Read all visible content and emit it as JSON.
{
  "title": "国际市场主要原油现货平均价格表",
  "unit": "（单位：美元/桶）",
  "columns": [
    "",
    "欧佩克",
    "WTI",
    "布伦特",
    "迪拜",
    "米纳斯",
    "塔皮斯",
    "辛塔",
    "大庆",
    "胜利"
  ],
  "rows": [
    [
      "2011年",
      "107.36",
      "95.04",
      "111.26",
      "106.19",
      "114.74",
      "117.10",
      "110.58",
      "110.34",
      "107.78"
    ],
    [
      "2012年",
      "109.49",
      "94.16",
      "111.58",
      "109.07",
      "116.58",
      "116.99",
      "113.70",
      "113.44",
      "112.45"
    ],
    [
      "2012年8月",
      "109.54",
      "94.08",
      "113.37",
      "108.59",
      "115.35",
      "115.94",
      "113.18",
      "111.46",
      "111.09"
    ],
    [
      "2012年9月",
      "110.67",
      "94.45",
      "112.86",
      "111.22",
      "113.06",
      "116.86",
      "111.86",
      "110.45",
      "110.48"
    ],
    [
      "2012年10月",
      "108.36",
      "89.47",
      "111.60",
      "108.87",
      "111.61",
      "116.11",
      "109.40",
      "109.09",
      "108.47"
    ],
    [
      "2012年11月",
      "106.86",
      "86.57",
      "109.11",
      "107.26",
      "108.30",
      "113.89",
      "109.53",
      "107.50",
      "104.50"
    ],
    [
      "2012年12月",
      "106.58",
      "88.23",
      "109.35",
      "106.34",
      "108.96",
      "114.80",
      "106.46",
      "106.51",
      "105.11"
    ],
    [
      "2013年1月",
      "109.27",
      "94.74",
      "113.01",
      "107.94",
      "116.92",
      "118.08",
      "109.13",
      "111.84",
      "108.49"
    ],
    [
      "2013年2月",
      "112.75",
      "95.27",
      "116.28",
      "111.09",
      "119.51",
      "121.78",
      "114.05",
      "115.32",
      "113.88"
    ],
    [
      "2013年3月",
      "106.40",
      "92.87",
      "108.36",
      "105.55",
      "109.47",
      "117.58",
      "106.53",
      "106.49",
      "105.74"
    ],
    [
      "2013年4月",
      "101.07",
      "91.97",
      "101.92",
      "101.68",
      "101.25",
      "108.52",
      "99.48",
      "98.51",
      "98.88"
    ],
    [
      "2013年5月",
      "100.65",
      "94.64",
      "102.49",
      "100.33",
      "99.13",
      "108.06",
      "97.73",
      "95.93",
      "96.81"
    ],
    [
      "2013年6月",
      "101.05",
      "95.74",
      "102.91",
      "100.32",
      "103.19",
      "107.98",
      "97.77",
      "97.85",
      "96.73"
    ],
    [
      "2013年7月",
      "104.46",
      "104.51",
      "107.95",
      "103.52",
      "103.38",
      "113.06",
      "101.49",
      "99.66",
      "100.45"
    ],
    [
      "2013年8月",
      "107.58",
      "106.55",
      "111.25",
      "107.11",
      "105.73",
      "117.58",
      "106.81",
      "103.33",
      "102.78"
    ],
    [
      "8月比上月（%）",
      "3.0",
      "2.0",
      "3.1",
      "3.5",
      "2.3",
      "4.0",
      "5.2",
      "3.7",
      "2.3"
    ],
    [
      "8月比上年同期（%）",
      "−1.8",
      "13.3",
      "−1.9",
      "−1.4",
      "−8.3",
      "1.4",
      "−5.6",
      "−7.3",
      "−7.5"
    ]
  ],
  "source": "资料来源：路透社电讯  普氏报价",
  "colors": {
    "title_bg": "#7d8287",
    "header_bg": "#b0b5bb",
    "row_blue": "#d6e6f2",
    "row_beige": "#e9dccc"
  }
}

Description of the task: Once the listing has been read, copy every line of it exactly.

Reply to the task:
Read all visible content and emit it as JSON.
{
  "title": "国际市场主要原油现货平均价格表",
  "unit": "（单位：美元/桶）",
  "columns": [
    "",
    "欧佩克",
    "WTI",
    "布伦特",
    "迪拜",
    "米纳斯",
    "塔皮斯",
    "辛塔",
    "大庆",
    "胜利"
  ],
  "rows": [
    [
      "2011年",
      "107.36",
      "95.04",
      "111.26",
      "106.19",
      "114.74",
      "117.10",
      "110.58",
      "110.34",
      "107.78"
    ],
    [
      "2012年",
      "109.49",
      "94.16",
      "111.58",
      "109.07",
      "116.58",
      "116.99",
      "113.70",
      "113.44",
      "112.45"
    ],
    [
      "2012年8月",
      "109.54",
      "94.08",
      "113.37",
      "108.59",
      "115.35",
      "115.94",
      "113.18",
      "111.46",
      "111.09"
    ],
    [
      "2012年9月",
      "110.67",
      "94.45",
      "112.86",
      "111.22",
      "113.06",
      "116.86",
      "111.86",
      "110.45",
      "110.48"
    ],
    [
      "2012年10月",
      "108.36",
      "89.47",
      "111.60",
      "108.87",
      "111.61",
      "116.11",
      "109.40",
      "109.09",
      "108.47"
    ],
    [
      "2012年11月",
      "106.86",
      "86.57",
      "109.11",
      "107.26",
      "108.30",
      "113.89",
      "109.53",
      "107.50",
      "104.50"
    ],
    [
      "2012年12月",
      "106.58",
      "88.23",
      "109.35",
      "106.34",
      "108.96",
      "114.80",
      "106.46",
      "106.51",
      "105.11"
    ],
    [
      "2013年1月",
      "109.27",
      "94.74",
      "113.01",
      "107.94",
      "116.92",
      "118.08",
      "109.13",
      "111.84",
      "108.49"
    ],
    [
      "2013年2月",
      "112.75",
      "95.27",
      "116.28",
      "111.09",
      "119.51",
      "121.78",
      "114.05",
      "115.32",
      "113.88"
    ],
    [
      "2013年3月",
      "106.40",
      "92.87",
      "108.36",
      "105.55",
      "109.47",
      "117.58",
      "106.53",
      "106.49",
      "105.74"
    ],
    [
      "2013年4月",
      "101.07",
      "91.97",
      "101.92",
      "101.68",
      "101.25",
      "108.52",
      "99.48",
      "98.51",
      "98.88"
    ],
    [
      "2013年5月",
      "100.65",
      "94.64",
      "102.49",
      "100.33",
      "99.13",
      "108.06",
      "97.73",
      "95.93",
      "96.81"
    ],
    [
      "2013年6月",
      "101.05",
      "95.74",
      "102.91",
      "100.32",
      "103.19",
      "107.98",
      "97.77",
      "97.85",
      "96.73"
    ],
    [
      "2013年7月",
      "104.46",
      "104.51",
      "107.95",
      "103.52",
      "103.38",
      "113.06",
      "101.49",
      "99.66",
      "100.45"
    ],
    [
      "2013年8月",
      "107.58",
      "106.55",
      "111.25",
      "107.11",
      "105.73",
      "117.58",
      "106.81",
      "103.33",
      "102.78"
    ],
    [
      "8月比上月（%）",
      "3.0",
      "2.0",
      "3.1",
      "3.5",
      "2.3",
      "4.0",
      "5.2",
      "3.7",
      "2.3"
    ],
    [
      "8月比上年同期（%）",
      "−1.8",
      "13.3",
      "−1.9",
      "−1.4",
      "−8.3",
      "1.4",
      "−5.6",
      "−7.3",
      "−7.5"
    ]
  ],
  "source": "资料来源：路透社电讯  普氏报价",
  "colors": {
    "title_bg": "#7d8287",
    "header_bg": "#b0b5bb",
    "row_blue": "#d6e6f2",
    "row_beige": "#e9dccc"
  }
}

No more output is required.